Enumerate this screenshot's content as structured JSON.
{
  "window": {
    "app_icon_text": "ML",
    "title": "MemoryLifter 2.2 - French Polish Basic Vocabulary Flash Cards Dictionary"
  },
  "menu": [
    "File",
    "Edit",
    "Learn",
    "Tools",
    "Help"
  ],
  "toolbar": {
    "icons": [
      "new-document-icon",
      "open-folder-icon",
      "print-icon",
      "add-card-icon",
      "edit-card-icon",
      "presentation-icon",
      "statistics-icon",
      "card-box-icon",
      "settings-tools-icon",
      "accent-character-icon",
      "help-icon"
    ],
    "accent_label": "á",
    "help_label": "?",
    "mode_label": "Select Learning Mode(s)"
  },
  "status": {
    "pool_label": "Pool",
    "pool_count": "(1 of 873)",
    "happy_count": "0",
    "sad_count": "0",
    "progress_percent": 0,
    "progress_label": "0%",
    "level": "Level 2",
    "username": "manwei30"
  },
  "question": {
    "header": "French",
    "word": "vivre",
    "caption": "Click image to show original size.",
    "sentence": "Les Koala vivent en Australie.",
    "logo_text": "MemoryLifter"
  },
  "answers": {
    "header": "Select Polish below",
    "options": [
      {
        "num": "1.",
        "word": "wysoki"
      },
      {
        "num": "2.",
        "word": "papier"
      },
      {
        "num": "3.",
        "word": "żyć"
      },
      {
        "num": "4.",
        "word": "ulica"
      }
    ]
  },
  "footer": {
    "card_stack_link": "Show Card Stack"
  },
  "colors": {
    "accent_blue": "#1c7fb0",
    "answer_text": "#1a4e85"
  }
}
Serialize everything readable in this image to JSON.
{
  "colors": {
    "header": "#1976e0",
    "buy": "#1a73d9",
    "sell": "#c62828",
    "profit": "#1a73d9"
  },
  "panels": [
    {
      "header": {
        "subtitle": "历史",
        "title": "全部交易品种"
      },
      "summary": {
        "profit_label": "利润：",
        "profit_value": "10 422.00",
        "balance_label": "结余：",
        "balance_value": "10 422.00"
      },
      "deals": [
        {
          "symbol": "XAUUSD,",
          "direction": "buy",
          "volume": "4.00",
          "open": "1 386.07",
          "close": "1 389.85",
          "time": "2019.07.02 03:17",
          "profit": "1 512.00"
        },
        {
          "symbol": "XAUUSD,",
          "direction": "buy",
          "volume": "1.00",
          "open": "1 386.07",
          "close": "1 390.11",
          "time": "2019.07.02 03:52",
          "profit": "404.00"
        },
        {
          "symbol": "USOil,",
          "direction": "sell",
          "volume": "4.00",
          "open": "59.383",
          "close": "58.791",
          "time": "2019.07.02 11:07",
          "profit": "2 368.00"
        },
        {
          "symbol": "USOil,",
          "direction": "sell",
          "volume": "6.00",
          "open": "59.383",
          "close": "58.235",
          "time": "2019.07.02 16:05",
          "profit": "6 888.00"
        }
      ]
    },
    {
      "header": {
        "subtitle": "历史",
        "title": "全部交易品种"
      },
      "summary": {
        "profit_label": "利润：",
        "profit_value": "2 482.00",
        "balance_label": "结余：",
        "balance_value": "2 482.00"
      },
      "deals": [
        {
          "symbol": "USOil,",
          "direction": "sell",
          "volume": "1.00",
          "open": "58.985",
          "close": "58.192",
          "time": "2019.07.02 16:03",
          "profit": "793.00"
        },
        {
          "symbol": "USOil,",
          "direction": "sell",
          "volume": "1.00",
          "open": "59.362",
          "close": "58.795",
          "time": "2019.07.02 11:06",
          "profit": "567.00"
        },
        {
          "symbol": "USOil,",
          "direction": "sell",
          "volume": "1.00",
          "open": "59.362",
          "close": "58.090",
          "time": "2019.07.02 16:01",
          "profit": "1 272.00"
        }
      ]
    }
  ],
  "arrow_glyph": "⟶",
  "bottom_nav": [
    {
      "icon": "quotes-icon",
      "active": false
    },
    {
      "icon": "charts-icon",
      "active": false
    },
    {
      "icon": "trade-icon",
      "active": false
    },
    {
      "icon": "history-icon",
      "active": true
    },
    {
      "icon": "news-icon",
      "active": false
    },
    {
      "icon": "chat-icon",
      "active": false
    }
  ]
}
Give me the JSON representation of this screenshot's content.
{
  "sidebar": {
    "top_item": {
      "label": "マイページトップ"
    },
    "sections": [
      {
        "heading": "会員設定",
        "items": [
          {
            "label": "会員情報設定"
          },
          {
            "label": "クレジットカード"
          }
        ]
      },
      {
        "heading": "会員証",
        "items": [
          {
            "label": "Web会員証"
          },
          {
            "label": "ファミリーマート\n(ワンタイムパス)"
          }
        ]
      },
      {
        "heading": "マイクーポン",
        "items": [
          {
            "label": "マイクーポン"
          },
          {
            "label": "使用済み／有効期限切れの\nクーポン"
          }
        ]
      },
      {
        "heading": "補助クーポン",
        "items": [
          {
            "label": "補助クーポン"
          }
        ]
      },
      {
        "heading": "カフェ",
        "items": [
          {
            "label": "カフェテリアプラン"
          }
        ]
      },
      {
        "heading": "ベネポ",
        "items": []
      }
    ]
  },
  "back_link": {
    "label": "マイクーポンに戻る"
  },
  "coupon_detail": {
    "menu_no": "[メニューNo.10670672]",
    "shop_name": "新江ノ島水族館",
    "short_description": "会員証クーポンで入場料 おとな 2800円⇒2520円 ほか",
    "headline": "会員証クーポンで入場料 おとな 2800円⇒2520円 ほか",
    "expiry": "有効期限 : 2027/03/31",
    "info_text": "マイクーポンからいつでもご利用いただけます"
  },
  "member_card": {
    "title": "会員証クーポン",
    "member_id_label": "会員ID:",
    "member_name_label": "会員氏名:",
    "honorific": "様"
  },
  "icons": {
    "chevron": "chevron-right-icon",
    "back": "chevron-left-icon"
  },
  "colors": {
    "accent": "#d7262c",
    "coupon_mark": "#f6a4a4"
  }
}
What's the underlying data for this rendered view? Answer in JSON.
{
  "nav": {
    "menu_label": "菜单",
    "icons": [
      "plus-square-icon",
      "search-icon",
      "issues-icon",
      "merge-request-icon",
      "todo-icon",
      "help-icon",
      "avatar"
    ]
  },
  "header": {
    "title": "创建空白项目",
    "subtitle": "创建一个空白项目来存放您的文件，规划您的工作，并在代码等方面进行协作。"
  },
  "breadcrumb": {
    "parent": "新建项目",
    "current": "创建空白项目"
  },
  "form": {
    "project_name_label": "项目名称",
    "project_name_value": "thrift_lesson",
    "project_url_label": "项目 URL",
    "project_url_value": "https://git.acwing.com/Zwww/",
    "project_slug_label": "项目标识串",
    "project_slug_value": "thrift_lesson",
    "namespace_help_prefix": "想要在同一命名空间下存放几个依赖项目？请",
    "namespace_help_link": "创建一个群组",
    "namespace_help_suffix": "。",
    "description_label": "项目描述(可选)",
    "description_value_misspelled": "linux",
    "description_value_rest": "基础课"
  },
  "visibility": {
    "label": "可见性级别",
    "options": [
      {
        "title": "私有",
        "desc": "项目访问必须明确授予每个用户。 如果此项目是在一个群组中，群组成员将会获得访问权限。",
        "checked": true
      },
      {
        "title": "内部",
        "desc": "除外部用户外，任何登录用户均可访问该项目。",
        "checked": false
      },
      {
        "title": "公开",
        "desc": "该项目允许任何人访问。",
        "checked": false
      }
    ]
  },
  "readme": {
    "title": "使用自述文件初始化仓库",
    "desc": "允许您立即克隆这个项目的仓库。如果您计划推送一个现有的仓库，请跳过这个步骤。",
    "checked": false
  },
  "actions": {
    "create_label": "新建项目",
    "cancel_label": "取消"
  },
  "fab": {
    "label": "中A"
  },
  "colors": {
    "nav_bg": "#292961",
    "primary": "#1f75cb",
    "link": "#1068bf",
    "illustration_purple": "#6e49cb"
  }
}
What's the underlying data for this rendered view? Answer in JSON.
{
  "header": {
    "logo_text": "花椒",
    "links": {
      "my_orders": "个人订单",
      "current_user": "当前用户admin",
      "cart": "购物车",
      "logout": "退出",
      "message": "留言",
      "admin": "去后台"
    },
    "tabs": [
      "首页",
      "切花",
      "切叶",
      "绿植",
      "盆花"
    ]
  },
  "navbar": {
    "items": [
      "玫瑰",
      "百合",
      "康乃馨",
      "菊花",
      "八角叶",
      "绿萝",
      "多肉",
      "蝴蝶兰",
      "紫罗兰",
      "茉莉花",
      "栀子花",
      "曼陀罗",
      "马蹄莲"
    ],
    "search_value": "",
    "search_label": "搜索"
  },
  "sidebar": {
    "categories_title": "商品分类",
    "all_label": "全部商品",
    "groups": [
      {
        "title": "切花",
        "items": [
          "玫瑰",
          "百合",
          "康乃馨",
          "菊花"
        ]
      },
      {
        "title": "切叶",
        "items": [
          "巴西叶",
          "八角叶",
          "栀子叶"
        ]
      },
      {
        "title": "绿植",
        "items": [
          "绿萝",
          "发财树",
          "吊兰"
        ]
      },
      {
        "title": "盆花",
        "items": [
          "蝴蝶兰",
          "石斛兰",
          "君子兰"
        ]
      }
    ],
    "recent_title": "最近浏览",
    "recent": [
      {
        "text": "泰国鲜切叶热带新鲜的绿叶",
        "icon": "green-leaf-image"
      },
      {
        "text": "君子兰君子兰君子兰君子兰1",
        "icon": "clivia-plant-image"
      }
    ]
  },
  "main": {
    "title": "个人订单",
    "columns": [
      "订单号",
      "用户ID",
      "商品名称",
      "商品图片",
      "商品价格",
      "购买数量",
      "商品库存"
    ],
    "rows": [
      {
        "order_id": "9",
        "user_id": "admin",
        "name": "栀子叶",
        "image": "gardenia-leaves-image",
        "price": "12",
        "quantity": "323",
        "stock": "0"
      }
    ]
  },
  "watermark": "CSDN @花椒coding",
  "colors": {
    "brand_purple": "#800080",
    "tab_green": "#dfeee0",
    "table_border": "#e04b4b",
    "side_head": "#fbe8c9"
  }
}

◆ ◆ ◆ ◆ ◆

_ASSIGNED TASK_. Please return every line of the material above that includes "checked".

_EXERCISE SOLUTION_.
        "checked": true
        "checked": false
        "checked": false
    "checked": false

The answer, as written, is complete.